  It attracts many research interests in recent years. There are many novel wavelength devision approaches have been proposed for miniature spectrometers, such as colloidal quantum dot spectrometer and disordered photonic chip. The optical filter array is one of the most important components in wavelength-division multiplexing, multispectral devices, and parallel array optics, which are widely used in communication and electrooptical systems.

We proposed and realized the concept of integrated narrow bandpass filter array from 2004, which can totally match with detectors array with very high spectral resolution and high structure & spectrum flexibility, and resulting in simple structure and small volume with high reliability. We developed the combinatorial etching technique and combinatorial deposition technique for fabrication of such devices. We also demonstrated a concept of a high-resolution miniature spectrometer using an integrated filter array. Such a device has already been succefully used in a multi-spectral luminescence imaging for plant growth research setup of Shijian ten satellite launched in 2016.

Recent Publications

  1. Xingxing Liu, Shao-Wei Wang, Hui Xia, Xutao Zhang, Ruonan Ji, Tianxin Li, Wei Lu (2016) Interference-aided spectrum fitting method for accurately film thickness determination. Chinese Optics Letters. 14(8):081203.
  1. Shao-Wei Wang, et al. (2007) Concept of a high-resolution miniature spectrometer using an integrated filter array.
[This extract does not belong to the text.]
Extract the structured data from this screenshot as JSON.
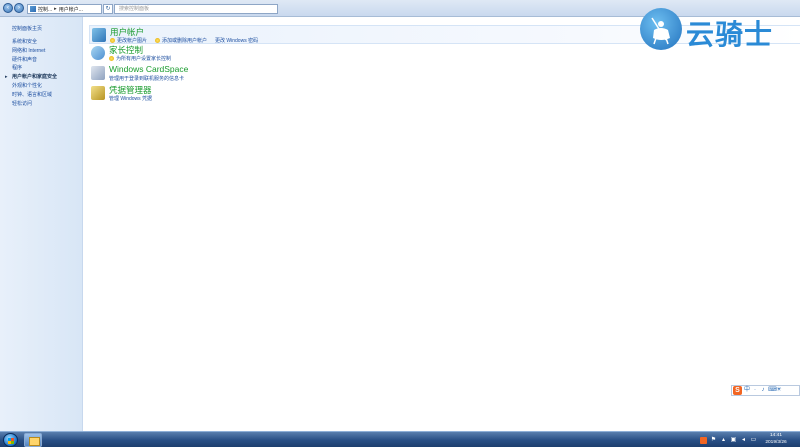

Optics Letters 32(6) 632-634.
  1. Shao-Wei Wang, et al. (2007) 128 Channels of integrated filter array rapidly fabricated by using the combinatorial deposition technique. Appl. Phys. B 88(2):281-284.
  1. Shao-Wei Wang, et al. (2006) 16 x 1 integrated filter array in the MIR region prepared by using a combinatorial etching technique. Appl. Phys. B 82(4):637-641.
  1. Shao-Wei Wang, et al. (2006) Integrated optical filter arrays fabricated by using the combinatorial etching technique. Optics Letters 31(3):332-334.